first team All-State halfback in ’45, ’46.

But nothing is static. I am in the reservation of
my mind. Embarrassed moths unravel my shorts
thread by thread asserting insectival lust.
I’m a naked locoweed in a city scene.
What are my options? Why am I back in this city?
When I sing of the American night my lungs billow
Camels astride hacking appeals for cessation.
My mother’s zippo inscribed: “Stewart Indian School—1941”
explodes in my hand in elegy to Dresden Antietam
and Wounded Knee and finally I have come to see
this mad fag nation is dying.
Our ancestors’ murderer is finally dying and I guess
I should be happy and dance with the spirit or project
my regret to my long-lost high school honey
but history has carried me to a place
where she has a daughter older than we were
when we first shared flesh.

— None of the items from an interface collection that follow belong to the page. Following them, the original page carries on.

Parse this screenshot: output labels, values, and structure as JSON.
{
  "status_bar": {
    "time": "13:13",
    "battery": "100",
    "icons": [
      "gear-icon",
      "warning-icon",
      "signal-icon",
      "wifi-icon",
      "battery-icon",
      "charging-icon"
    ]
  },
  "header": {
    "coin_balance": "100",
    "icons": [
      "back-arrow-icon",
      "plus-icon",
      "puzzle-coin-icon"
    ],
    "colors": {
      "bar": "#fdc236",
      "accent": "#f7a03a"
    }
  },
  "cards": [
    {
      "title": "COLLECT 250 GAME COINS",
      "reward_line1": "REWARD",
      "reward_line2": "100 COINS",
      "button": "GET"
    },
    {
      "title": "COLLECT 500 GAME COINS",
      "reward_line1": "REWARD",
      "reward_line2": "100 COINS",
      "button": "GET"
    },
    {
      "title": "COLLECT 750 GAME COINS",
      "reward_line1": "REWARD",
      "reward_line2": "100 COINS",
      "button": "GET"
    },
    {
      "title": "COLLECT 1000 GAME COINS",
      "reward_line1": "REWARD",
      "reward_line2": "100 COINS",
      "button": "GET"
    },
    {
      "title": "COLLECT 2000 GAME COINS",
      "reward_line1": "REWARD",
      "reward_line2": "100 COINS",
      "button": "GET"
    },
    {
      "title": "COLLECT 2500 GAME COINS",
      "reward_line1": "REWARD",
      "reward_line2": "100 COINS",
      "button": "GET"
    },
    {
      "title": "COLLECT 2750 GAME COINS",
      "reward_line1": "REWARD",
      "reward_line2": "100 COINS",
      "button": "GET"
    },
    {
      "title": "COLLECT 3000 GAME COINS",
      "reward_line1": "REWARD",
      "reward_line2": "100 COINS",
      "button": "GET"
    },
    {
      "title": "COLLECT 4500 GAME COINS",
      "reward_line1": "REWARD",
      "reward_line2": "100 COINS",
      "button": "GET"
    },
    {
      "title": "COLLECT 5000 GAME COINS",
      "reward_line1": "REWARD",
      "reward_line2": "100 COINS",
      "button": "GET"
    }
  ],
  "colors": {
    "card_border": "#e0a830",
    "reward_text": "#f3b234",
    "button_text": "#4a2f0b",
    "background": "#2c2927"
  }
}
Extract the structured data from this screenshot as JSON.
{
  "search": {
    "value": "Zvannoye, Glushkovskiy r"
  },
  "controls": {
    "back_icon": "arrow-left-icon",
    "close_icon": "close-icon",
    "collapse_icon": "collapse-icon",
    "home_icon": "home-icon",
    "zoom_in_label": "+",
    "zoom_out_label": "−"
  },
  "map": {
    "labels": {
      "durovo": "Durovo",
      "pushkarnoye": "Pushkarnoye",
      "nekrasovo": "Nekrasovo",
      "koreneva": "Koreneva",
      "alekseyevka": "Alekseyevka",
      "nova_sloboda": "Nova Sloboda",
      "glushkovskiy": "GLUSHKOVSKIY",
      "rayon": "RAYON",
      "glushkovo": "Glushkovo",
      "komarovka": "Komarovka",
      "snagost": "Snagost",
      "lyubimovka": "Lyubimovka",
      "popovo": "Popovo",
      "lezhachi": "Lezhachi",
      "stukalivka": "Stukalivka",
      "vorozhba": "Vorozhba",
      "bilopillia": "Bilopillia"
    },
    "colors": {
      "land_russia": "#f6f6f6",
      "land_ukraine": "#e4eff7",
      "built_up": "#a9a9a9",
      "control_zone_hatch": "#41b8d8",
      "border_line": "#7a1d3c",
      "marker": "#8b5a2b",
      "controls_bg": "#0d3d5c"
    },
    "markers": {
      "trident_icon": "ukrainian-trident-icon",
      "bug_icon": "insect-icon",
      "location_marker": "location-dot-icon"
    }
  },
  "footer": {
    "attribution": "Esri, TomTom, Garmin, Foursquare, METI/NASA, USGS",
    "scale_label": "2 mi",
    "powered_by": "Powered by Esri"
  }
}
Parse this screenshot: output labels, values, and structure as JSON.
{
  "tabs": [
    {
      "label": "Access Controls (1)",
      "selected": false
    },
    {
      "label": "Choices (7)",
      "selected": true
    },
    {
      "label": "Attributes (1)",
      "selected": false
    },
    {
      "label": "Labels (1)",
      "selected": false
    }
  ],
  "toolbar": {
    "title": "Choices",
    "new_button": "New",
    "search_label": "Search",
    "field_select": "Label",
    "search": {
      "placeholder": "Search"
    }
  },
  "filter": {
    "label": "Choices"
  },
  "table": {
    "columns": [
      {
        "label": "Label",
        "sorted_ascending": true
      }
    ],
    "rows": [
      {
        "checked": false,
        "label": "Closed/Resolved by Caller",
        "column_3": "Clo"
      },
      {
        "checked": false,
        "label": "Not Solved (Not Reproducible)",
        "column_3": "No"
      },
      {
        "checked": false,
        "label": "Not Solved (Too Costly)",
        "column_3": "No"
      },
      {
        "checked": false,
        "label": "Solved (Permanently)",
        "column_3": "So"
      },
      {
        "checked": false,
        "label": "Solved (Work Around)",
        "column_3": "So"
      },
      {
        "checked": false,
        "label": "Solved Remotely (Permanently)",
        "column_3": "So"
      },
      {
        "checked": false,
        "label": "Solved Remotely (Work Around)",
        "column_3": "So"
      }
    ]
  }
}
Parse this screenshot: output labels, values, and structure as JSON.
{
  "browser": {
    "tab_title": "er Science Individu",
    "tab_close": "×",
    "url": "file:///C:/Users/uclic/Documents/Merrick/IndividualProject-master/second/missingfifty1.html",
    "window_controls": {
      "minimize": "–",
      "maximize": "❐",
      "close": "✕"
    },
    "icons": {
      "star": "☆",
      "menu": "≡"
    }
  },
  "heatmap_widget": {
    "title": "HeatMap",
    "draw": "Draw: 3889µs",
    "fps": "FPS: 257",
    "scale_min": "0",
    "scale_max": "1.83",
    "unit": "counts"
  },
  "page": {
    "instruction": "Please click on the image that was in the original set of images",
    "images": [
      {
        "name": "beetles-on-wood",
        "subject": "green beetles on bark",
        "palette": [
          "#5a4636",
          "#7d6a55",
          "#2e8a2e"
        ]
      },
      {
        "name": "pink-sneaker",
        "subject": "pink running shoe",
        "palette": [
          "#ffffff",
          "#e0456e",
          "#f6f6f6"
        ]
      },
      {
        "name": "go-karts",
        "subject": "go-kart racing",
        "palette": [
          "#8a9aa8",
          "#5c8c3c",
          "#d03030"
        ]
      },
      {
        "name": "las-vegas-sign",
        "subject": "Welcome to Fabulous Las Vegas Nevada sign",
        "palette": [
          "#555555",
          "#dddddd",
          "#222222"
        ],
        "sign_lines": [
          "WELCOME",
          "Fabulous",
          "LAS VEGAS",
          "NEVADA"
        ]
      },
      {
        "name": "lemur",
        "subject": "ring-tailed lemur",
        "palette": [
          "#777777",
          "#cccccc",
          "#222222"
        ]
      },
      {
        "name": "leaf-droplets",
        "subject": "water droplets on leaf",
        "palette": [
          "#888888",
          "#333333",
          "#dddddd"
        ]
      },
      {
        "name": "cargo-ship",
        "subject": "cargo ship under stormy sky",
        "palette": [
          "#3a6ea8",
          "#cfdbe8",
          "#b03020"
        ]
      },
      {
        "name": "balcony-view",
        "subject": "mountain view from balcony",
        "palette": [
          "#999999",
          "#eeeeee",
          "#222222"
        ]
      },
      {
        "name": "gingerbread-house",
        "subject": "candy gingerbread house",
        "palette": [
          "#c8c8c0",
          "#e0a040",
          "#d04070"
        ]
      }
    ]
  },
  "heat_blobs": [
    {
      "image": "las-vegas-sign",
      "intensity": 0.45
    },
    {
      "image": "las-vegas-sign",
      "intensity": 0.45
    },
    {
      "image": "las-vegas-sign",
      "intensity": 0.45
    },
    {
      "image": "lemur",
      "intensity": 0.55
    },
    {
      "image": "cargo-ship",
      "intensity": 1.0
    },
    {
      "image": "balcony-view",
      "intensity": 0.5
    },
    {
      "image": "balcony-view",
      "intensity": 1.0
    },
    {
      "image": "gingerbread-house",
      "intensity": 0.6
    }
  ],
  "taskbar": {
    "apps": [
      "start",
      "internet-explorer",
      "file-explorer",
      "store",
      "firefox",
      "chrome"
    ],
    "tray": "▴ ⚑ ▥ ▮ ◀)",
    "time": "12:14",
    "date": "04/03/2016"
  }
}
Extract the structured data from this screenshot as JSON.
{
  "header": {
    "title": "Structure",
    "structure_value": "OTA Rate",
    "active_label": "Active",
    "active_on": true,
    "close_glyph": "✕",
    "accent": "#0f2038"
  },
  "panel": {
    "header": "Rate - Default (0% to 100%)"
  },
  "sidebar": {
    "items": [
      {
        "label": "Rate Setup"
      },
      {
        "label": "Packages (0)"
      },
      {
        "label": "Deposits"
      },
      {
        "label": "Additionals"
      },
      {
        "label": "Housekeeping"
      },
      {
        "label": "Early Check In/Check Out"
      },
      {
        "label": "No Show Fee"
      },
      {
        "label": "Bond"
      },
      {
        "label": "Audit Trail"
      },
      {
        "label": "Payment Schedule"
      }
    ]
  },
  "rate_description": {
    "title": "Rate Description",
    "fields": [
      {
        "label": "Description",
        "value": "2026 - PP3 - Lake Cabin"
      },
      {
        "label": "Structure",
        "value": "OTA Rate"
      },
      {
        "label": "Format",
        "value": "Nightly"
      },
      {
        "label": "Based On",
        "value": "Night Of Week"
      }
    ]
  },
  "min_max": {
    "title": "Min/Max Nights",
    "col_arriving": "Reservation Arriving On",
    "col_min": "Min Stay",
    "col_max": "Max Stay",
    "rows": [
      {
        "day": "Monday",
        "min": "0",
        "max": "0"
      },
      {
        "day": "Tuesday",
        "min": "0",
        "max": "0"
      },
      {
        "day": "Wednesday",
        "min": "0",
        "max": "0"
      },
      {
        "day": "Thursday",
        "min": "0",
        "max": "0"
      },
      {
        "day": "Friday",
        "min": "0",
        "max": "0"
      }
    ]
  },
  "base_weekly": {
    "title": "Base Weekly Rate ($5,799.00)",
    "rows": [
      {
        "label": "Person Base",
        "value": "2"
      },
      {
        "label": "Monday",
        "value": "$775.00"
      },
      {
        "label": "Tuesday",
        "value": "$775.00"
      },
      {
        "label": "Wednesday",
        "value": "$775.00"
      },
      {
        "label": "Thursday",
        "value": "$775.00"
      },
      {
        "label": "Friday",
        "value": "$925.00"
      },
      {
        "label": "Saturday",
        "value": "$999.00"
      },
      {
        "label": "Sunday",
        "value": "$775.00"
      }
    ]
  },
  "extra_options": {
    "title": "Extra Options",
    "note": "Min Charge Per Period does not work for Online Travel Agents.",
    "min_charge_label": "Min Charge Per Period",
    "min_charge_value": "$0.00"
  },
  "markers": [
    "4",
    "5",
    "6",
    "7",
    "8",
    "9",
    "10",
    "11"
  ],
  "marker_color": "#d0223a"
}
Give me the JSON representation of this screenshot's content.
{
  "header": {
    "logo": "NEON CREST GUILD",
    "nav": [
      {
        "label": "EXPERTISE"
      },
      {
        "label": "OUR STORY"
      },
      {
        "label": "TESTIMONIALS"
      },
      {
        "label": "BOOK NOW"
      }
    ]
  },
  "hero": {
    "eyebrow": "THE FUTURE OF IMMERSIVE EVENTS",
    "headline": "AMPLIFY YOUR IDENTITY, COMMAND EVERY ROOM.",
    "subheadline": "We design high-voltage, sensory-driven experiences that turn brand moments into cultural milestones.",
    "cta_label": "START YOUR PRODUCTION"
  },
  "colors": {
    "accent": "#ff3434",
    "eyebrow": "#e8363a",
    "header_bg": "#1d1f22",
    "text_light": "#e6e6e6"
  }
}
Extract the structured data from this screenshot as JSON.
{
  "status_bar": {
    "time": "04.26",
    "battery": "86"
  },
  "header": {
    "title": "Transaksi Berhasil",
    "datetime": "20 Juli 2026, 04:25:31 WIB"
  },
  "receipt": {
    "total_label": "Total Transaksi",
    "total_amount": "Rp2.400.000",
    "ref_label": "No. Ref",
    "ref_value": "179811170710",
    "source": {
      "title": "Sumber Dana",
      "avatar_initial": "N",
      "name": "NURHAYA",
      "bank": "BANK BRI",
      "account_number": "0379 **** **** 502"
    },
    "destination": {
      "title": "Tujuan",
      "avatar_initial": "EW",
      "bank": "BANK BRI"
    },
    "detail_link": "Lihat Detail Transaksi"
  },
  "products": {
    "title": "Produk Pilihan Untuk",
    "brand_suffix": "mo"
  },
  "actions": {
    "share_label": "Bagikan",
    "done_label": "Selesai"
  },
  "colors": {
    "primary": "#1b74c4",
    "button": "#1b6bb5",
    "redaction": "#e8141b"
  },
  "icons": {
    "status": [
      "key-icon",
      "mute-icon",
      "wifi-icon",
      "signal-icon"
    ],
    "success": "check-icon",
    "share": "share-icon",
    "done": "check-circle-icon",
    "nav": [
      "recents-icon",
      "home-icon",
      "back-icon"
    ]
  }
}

She is the one who could not marry me
because of the dark-skin ways in my blood.
Love like that needs no elegy but because
of the baked-prick possibility of the flame lakes of Hell
I will give one last supper and sacrament
to the dying beast of need disguised as love
on deathrow inside my ribcage.
I have not forgotten the years of midnight hunger
when I could see how the past had guided me
and I cried and held the pillow, muddled
in the melodrama of the quite immature
but anyway, Uncle Adrian…
Here I am in the reservation of my mind
and silence settles forever
the vacancy of this cheap city room.
In the wine darkness my cigarette coal
tints my face with Geronimo’s rage
and I’m in the dry hills with a Winchester
waiting to shoot the lean, learned fools
who taught me to live-think in English.

Uncle Adrian…
to make a long night story short,
you promised to give me your Oldsmobile in 1962.
How come you didn’t?
I could have had some really good times in high school.

Indian Poet Adrian C. Louis

In an article in the Atlantic, Sherman Alexie wrote about the impact of this poem on his life:

In 1987, I dropped out of Gonzaga and followed a high school girlfriend to Washington State University (it’s called Wazoo). And by complete chance, I enrolled in a poetry workshop that changed my life. On the first day, the teacher, Alex Kuo, gave me an anthology of contemporary Native poetry called Songs from this Earth on Turtle’s Back. There were poems by Adrian C. Louis, a Paiute Indian, and one in particular called “Elegy for the Forgotten Oldsmobile.” If I hadn’t found this poem, I don’t think I ever would have found my way as a writer. I would have been a high school English teacher who coached basketball. My life would have taken a completely different path.

This was the first line of the poem:

            Oh, Uncle Adrian, I’m in the reservation of my mind.

I’d thought about medicine. I’d thought about law. I’d thought about business. But that line made me want to drop everything and be a poet. It was that earth-shaking. I was a reservation Indian. I had no options. Being a writer wasn’t anywhere near the menu. So, it wasn’t a lightning bolt—it was an atomic bomb. I read it and thought, “This is what I want to do.”

Interestingly, that wasn’t the first line of the poem, as you can see from above. But the feeling was genuine, and Alexie ran with it. Next week, when I return from the desert, I want to talk more about Alexie.